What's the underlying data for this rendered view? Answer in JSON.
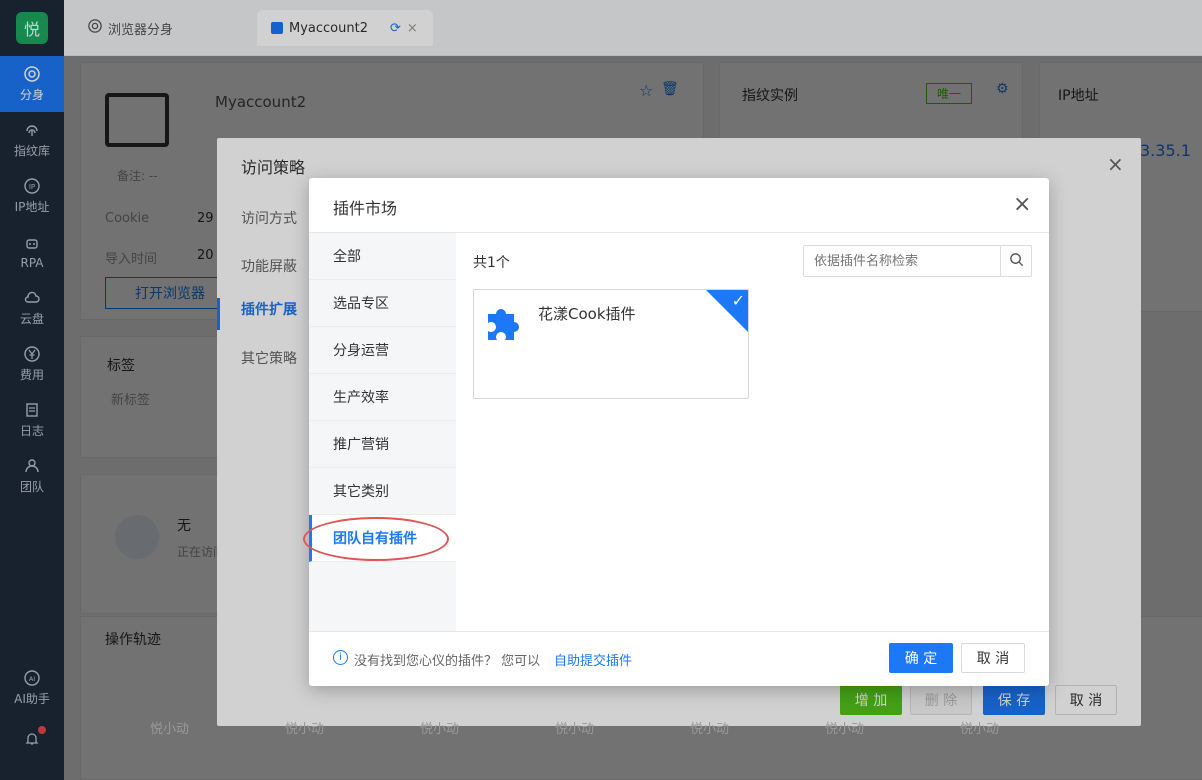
{
  "sidebar": {
    "logo": "悦",
    "items": [
      {
        "label": "分身",
        "icon": "chrome-icon"
      },
      {
        "label": "指纹库",
        "icon": "fingerprint-icon"
      },
      {
        "label": "IP地址",
        "icon": "ip-icon"
      },
      {
        "label": "RPA",
        "icon": "robot-icon"
      },
      {
        "label": "云盘",
        "icon": "cloud-drive-icon"
      },
      {
        "label": "费用",
        "icon": "yen-icon"
      },
      {
        "label": "日志",
        "icon": "log-icon"
      },
      {
        "label": "团队",
        "icon": "team-icon"
      }
    ],
    "ai": "AI助手"
  },
  "tabs": [
    {
      "label": "浏览器分身"
    },
    {
      "label": "Myaccount2"
    }
  ],
  "profile": {
    "name": "Myaccount2",
    "note": "备注: --",
    "cookie_label": "Cookie",
    "cookie_value": "29",
    "import_label": "导入时间",
    "import_value": "20",
    "open_btn": "打开浏览器"
  },
  "fingerprint_card": {
    "title": "指纹实例",
    "badge": "唯一"
  },
  "ip_card": {
    "title": "IP地址",
    "ip_fragment": "3.35.1"
  },
  "tags_card": {
    "title": "标签",
    "new_tag": "新标签"
  },
  "access_card": {
    "name": "无",
    "status": "正在访问"
  },
  "trail_card": {
    "title": "操作轨迹"
  },
  "bottom_users": [
    "悦小动",
    "悦小动",
    "悦小动",
    "悦小动",
    "悦小动",
    "悦小动",
    "悦小动",
    "悦小动"
  ],
  "policy_dialog": {
    "title": "访问策略",
    "menu": [
      "访问方式",
      "功能屏蔽",
      "插件扩展",
      "其它策略"
    ],
    "active_index": 2,
    "btn_add": "增 加",
    "btn_delete": "删 除",
    "btn_save": "保 存",
    "btn_cancel": "取 消"
  },
  "market_dialog": {
    "title": "插件市场",
    "categories": [
      "全部",
      "选品专区",
      "分身运营",
      "生产效率",
      "推广营销",
      "其它类别",
      "团队自有插件"
    ],
    "active_category": "团队自有插件",
    "count": "共1个",
    "search_placeholder": "依据插件名称检索",
    "plugins": [
      {
        "name": "花漾Cook插件",
        "selected": true
      }
    ],
    "footer_hint": "没有找到您心仪的插件？ 您可以",
    "footer_link": "自助提交插件",
    "btn_ok": "确 定",
    "btn_cancel": "取 消"
  },
  "colors": {
    "primary": "#1d78f5",
    "sidebar": "#1e2a3a",
    "green": "#52c41a",
    "highlight": "#e05555"
  }
}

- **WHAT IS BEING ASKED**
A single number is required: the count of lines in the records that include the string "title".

- **SOLUTION FOR THIS EXERCISE**
6